I enjoyed Color Tango but, as someone pointed out, their performances are still very much Pugliese: nothing wrong with that, but the arrangements they use are those familiar from Pugliese recordings. There are five albums for free (plus a few ads) on Spotify.
I've liked the Orquesta Escuela since I first heard them a few years ago, and the arrangements they use are new. The film Si Sos Brujo hardly mentions that Emilio Balcarce, who was an arranger and bandoneon player with Pugliese and who directed the Orquesta, seems to have written new arrangements for everything they play; an octogenarian who takes on a new orquesta, directs it, and writes its repertoire. I wanted to link their Cumparasita from the Contrapunta album, which is just absolutely the best and a long-time favourite, and was actually the first tango I heard in Buenos Aires: stuck in downtown gridlock the driver turned off the radio and put on a cassette – and out came this very distinctive Cumparasita. I wanted to link it, but you can't link from Spotify, and although LastFM has the Contrapunta album, for some bizarre reason they have substituted another Cumparasita, by 'Various artists' in place of the orquesta one, and it's dire. But the album is available as a download from Amazon for £5.99, which is great value and has the right Cumparasita on it. Listen out for the bandoneon solo: it rocks. Like any Pugliese-style music it would be a challenge to dance to, but it's exciting listening.
But it's easy to link their Gallo Ciego and La Bordona.
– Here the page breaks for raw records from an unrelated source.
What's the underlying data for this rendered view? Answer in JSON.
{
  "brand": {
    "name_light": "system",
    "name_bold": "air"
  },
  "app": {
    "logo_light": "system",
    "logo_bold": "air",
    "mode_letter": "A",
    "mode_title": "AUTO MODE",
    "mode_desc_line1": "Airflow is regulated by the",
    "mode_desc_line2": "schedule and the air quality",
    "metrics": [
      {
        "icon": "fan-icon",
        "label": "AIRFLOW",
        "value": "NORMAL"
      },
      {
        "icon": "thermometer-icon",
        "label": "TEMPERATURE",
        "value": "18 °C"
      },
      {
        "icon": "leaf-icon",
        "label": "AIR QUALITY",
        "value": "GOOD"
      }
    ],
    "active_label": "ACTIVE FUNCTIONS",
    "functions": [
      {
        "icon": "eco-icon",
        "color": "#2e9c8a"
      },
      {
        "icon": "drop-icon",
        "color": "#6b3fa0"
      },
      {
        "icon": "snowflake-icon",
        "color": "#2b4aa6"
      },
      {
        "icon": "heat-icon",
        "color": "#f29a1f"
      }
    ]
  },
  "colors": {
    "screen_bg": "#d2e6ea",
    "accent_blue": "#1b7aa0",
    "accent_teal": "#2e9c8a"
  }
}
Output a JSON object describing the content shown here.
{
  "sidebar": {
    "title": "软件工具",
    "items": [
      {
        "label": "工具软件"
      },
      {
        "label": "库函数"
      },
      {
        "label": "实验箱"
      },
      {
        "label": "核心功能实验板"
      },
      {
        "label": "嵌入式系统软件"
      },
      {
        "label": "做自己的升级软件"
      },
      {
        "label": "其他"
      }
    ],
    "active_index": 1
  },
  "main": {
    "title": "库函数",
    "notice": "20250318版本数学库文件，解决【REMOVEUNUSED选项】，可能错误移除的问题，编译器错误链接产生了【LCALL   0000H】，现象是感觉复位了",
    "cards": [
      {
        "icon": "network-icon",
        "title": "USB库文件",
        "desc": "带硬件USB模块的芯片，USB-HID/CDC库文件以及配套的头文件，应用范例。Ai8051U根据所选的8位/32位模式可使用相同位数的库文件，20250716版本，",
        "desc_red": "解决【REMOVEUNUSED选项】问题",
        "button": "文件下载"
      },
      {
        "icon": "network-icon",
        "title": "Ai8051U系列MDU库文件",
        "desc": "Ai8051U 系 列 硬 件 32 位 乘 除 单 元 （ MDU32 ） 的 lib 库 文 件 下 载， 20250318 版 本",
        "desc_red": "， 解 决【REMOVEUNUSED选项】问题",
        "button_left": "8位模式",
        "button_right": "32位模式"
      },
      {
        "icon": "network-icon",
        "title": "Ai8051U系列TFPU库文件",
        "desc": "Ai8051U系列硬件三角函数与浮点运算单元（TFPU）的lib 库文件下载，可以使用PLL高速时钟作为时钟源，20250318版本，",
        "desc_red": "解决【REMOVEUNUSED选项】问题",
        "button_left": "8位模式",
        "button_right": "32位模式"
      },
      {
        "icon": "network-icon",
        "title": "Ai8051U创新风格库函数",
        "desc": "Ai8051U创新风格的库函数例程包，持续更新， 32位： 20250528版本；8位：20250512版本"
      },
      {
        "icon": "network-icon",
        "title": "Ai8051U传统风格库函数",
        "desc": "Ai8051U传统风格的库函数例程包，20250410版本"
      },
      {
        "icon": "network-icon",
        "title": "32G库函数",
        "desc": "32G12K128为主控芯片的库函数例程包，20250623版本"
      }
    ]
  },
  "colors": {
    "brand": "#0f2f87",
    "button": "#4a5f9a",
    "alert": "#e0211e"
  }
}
A music journalist and music addict, musically illiterate and with no music skills, spends a year at the Royal Academy of Music learning composition, trying to understand his obsession. He can hardly tap out a simple rhythm to start with: music, its structure and how it's made, has to be explained to him from the very basis upwards. The luxury of suggesting ideas to groups of talented students to improvise on, and having another talented student to write them down, is his. How to be a Composer is on BBC4: the first episode is here, for anyone within reach of the BBC. The editing is innovative, very fluent. (PS. & some of the best young and not so young faces I've seen anywhere for a long time. There is hope for the world, and it is called music.)